(Beginning of Study material)

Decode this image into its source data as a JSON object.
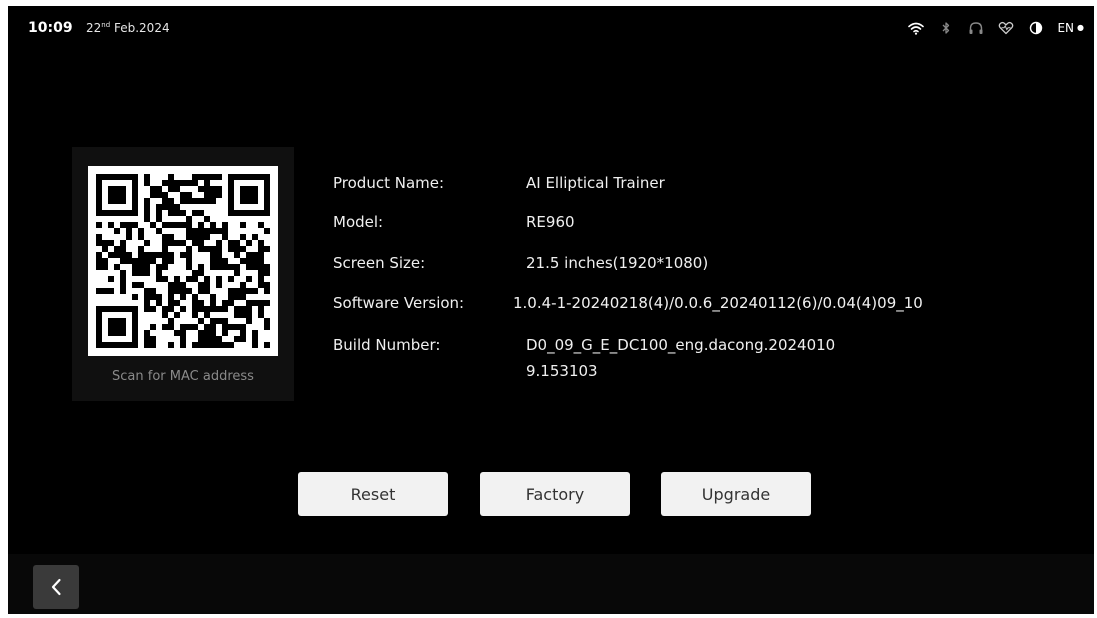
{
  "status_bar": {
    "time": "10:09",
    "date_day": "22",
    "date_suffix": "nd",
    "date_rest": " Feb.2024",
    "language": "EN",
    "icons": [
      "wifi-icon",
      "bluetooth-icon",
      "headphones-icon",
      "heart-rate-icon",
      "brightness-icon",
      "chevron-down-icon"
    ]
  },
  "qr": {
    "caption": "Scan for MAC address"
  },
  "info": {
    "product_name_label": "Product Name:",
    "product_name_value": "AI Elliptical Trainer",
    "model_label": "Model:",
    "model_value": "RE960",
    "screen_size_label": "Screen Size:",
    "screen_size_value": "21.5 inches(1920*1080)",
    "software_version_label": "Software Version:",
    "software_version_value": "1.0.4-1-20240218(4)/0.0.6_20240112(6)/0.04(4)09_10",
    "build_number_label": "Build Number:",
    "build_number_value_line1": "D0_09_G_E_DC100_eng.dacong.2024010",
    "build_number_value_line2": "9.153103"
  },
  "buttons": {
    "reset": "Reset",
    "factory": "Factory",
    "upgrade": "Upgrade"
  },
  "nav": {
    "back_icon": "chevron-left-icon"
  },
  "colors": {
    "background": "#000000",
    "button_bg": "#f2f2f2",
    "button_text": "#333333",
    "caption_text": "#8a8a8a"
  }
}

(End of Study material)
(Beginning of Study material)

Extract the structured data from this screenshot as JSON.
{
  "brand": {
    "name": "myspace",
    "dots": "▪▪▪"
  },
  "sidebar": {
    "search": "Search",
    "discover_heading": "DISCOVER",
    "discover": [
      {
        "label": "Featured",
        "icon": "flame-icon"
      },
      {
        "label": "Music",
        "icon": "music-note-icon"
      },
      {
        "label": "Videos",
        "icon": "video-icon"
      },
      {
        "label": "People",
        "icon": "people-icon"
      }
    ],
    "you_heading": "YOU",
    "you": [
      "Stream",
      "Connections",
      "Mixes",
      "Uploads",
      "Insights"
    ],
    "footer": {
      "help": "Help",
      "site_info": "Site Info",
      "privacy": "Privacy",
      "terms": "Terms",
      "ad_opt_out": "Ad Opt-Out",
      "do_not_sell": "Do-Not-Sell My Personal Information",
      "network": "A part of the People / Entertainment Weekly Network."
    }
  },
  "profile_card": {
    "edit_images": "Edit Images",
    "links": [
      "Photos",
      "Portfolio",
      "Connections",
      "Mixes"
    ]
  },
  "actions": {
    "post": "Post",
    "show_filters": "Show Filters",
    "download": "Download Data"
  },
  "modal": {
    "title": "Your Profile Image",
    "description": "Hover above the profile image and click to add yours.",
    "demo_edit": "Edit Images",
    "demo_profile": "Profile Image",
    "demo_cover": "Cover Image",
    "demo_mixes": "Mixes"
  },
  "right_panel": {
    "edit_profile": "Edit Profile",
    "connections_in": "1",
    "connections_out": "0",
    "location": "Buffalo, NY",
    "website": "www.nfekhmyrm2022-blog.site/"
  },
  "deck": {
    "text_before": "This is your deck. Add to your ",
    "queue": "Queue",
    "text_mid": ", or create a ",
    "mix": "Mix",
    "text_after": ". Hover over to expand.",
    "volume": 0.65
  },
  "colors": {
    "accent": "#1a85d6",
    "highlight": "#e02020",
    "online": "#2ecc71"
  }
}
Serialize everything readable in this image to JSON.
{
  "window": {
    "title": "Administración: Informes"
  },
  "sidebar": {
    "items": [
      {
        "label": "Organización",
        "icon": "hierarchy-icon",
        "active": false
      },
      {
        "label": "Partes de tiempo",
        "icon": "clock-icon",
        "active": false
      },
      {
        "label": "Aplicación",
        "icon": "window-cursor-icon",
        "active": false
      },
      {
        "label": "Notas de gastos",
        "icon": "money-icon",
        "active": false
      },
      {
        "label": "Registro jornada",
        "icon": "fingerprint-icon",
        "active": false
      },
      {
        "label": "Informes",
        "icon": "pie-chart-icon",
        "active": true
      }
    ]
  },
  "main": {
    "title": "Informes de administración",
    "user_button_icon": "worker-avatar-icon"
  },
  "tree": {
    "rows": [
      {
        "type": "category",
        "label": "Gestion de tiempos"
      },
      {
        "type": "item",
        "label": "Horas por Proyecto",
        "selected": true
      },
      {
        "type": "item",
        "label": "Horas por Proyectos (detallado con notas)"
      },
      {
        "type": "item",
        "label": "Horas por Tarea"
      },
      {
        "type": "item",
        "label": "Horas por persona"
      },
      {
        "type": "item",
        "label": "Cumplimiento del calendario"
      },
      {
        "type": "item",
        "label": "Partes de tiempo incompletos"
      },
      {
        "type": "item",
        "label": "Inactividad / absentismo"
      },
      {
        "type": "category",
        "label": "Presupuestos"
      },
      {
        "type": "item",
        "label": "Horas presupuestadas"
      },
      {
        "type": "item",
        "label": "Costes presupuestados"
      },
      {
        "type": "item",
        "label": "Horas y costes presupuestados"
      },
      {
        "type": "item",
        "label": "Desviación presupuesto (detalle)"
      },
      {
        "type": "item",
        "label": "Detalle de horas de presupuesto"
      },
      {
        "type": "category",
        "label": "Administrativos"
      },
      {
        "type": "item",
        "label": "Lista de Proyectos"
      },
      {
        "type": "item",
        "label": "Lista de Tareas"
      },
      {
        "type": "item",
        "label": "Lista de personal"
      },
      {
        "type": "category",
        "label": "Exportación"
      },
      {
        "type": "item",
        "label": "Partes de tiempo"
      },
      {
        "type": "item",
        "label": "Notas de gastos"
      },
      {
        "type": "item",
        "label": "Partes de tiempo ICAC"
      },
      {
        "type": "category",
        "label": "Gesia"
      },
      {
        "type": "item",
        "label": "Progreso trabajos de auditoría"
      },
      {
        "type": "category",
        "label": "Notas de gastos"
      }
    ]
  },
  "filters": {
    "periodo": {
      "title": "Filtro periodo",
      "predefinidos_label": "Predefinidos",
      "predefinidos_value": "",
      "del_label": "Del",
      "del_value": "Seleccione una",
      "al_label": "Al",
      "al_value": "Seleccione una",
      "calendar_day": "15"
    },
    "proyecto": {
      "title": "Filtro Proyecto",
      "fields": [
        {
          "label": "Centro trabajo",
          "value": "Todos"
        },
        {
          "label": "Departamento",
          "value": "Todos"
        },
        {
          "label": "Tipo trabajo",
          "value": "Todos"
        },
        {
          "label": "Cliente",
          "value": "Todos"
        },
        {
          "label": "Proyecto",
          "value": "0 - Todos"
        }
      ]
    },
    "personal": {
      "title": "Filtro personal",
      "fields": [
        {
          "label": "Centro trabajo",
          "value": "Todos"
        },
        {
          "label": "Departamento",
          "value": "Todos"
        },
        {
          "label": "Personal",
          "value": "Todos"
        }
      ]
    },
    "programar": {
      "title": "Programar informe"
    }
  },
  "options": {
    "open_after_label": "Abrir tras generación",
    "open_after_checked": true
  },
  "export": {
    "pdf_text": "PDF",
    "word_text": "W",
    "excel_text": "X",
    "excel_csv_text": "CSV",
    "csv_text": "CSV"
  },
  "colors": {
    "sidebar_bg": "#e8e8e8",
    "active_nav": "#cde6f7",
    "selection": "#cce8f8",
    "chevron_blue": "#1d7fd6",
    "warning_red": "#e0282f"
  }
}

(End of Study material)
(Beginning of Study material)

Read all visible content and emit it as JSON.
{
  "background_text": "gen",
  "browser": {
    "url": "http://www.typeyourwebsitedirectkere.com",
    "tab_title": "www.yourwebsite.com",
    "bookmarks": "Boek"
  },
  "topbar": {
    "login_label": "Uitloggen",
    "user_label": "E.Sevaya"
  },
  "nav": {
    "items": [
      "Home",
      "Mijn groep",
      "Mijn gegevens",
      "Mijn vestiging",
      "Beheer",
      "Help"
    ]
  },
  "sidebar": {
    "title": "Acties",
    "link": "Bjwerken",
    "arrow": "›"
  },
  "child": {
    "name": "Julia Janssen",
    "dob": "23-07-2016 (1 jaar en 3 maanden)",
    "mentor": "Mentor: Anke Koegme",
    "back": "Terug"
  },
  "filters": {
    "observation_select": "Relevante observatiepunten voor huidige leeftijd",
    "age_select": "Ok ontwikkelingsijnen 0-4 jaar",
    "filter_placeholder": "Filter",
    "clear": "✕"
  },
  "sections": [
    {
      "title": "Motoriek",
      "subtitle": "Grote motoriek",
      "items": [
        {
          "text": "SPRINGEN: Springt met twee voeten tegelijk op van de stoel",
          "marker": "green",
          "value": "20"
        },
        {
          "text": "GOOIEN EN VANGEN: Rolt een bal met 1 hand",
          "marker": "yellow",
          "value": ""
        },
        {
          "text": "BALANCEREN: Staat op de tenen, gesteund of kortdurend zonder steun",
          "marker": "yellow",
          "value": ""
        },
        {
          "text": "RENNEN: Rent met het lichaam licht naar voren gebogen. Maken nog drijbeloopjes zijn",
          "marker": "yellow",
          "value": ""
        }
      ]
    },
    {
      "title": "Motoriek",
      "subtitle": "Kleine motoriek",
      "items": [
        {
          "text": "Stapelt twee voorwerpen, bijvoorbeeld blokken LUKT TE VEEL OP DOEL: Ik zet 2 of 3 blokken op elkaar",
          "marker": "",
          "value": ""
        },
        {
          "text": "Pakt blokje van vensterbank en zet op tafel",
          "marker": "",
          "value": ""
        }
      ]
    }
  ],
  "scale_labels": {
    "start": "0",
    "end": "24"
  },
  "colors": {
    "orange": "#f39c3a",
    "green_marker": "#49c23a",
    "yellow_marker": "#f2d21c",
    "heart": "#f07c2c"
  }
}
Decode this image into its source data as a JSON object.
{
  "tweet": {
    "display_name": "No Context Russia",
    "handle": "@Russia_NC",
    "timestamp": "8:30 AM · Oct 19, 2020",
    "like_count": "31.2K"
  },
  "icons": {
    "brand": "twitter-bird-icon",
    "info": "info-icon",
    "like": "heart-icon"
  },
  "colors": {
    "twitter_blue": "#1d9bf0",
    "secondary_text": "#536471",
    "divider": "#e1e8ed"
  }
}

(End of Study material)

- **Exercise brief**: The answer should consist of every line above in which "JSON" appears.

- **Response box**:
Decode this image into its source data as a JSON object.
Extract the structured data from this screenshot as JSON.
Serialize everything readable in this image to JSON.
Read all visible content and emit it as JSON.
Decode this image into its source data as a JSON object.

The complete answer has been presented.